Setting the Record Straight on Union Official Time: An Open Letter to Senator Lamar Alexander
Dear Senator Alexander,
I write in response to your March 1, 2013 letter to Acting Secretary of Labor Seth Harris. I would like to start by thanking you for pointing out the mismanagement of the Office of Job Corps and the deficient FY 2013 budget request for the program that does not accurately reflect its true cost. We agree that Job Corps centers should not be closed to score political points. I’ve attached our detailed comments on this issue for your information and offer my support in working together on the issues you raise. I hope today’s hearing on the Job Corps budget shortfall will help elevate this important matter.
However, I am deeply troubled by your question, “Is the agency reducing official time allowed to employees to conduct union business..?” This question has nothing whatsoever to do with the maladministration of the Job Corps program or of any of the other issues raised in your letter.
As you should know, the use of official time for “union business” is prohibited by law. See 5 USC 7131(b). Agencies cannot reduce its use below zero.
The use of official time for union officials to represent employees, which your question did not address, is a separate matter. But to deal with it as well: this use is also limited by law, e.g., for negotiations and for other representational duties that the parties agree are “reasonable, necessary, and in the public interest.” Typically the latter agreements are formalized in binding labor-management contracts. Thus, agencies cannot unilaterally modify the parameters under which the bulk of official time is granted. Many bureaucrats would love to hamstring the union in such a way, because they would then be less accountable for their actions. If they did, however, they would be breaking the law.
But I suspect that this answer, which is common knowledge, was not the real reason for the question. Official time is part of a balanced statutory framework under which federal unions operate. Unless accompanied by counterbalancing reforms, the destruction of official time would essentially destroy this balance and thus the effectiveness of federal unions.
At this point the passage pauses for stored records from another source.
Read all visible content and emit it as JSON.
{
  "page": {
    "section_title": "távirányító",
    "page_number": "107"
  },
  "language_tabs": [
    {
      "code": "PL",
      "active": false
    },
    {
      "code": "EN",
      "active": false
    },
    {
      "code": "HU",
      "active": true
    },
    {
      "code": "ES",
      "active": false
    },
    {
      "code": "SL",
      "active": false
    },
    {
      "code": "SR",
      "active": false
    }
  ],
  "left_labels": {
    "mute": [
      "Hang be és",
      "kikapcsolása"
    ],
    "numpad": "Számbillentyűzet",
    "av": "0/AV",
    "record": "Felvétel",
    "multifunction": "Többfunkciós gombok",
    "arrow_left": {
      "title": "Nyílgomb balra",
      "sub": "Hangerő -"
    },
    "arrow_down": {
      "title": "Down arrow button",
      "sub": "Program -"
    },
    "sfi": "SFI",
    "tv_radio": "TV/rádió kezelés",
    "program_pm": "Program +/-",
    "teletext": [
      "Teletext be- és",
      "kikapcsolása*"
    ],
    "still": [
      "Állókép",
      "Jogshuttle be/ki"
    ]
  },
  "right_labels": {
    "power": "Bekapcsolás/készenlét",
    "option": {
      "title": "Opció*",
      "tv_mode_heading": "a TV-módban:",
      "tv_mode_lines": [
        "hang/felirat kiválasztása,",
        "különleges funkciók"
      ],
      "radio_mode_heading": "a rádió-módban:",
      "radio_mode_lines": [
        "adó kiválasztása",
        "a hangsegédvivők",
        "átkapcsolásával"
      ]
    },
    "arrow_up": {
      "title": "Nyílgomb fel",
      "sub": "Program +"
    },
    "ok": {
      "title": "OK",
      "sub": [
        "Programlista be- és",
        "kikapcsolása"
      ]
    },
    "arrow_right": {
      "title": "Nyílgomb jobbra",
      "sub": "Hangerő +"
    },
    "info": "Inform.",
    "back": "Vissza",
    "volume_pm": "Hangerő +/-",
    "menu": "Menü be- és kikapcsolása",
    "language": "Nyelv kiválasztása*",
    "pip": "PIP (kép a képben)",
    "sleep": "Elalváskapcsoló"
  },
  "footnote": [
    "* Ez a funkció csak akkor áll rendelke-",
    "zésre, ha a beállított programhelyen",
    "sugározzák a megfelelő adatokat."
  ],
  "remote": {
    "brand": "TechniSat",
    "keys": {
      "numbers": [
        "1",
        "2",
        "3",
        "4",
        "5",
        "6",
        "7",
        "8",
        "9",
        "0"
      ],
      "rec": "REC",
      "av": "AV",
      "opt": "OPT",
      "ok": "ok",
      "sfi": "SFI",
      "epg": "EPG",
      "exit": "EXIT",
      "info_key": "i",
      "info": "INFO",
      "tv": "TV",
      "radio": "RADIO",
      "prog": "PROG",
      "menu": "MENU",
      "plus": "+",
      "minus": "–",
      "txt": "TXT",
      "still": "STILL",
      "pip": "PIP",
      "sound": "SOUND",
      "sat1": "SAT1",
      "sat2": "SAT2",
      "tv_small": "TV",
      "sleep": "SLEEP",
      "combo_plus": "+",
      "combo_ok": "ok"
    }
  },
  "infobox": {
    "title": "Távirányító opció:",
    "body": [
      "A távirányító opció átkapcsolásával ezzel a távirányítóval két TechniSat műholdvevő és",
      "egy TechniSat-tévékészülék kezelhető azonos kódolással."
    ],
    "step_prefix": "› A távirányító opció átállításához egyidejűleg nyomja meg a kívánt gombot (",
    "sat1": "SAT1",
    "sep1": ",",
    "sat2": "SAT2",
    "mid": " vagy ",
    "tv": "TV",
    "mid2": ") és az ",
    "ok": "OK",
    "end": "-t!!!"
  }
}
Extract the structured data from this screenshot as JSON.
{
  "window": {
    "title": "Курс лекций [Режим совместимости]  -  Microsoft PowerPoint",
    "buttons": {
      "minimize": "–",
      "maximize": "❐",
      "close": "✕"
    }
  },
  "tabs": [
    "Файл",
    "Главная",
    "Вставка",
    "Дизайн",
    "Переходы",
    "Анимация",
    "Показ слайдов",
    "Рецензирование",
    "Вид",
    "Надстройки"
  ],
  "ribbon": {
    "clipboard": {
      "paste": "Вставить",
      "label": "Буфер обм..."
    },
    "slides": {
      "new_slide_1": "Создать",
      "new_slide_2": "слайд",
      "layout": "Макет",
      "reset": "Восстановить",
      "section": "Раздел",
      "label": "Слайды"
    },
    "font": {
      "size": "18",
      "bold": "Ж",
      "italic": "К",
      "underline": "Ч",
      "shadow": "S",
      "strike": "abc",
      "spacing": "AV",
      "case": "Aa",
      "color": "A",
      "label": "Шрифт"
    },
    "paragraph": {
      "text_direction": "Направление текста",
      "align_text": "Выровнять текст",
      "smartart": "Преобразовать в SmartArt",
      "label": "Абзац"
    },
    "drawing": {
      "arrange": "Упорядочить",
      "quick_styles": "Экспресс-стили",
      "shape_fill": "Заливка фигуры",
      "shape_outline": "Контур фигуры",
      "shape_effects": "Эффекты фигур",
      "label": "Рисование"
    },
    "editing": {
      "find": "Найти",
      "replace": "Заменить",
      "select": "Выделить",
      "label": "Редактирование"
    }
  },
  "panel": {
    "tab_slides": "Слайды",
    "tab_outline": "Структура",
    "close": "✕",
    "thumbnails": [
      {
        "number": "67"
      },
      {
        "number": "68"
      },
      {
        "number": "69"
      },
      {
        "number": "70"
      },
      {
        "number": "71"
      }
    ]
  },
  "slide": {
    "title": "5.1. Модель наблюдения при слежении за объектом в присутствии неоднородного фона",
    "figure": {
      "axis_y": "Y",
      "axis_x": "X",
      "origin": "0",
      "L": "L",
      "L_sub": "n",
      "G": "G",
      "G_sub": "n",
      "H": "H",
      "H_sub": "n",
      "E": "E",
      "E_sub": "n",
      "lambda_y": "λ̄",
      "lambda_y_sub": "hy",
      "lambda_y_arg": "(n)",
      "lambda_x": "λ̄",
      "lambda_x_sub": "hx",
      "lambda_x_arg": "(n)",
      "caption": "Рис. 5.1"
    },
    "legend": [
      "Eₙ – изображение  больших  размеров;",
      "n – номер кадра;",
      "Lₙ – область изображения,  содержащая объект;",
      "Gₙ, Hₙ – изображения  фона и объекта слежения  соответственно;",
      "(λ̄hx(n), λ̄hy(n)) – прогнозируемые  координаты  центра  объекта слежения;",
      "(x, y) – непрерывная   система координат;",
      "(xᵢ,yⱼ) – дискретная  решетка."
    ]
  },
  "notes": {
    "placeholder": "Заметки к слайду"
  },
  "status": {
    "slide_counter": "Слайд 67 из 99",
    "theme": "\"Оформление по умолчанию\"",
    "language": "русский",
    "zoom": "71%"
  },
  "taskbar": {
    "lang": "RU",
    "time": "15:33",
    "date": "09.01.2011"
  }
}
That seems to be the driver behind the relentless attacks on official time by some in Congress.
The founding fathers knew about the necessity for checks and balances. Without them, concentration of power results in tyranny. Checks and balances are engineered into our political system. But within the federal bureaucracy, the American citizens hired to perform the work represent the only potential check on unbridled executive power. I’m not talking about political appointees or nameless, faceless bureaucrats, but front-line workers who care about their jobs and missions. The only way these men and women can effectively influence events is through their unions. The Federal Service Labor-Management Relations Statute is what empowers them to do so. It put checks and balances into the system.
Federal workers and their unions should be your allies. Your letter itself indicates how powerless Congress can be when it comes to forcing positive changes that lead to greater efficiencies. Congress can authorize programs and fund or defund them. When it comes to the nuts and bolts of administering those programs, though, what is essential to their efficient operation is input from the workers who actually know something about those nuts and bolts. Unions provide employees with the tools they need to address these very real problems – problems that almost always fly below Congressional radar until it is far too late.
If creation of a more efficient and effective federal workforce is your objective, I invite you and your colleagues to work with us. On the other hand, if your objective is to silence the voices of federal employees and their unions, then only the voices of appointees and bureaucrats would remain. These are the very voices, as your letter so carefully documents, that are inadequate. Silencing employees would hamstring your work for more efficient government. It would prevent the productive engagement of citizens who work in government service and are striving toward that same goal. It would hurt taxpayers throughout America who depend on the services the federal workforce provides. Again, I invite you to consider us as allies and work with us for a more efficient and effective federal workforce. The challenges ahead are too daunting for us to do otherwise. We must face them together.
William R. Dougan, National President
National Federation of Federal Employees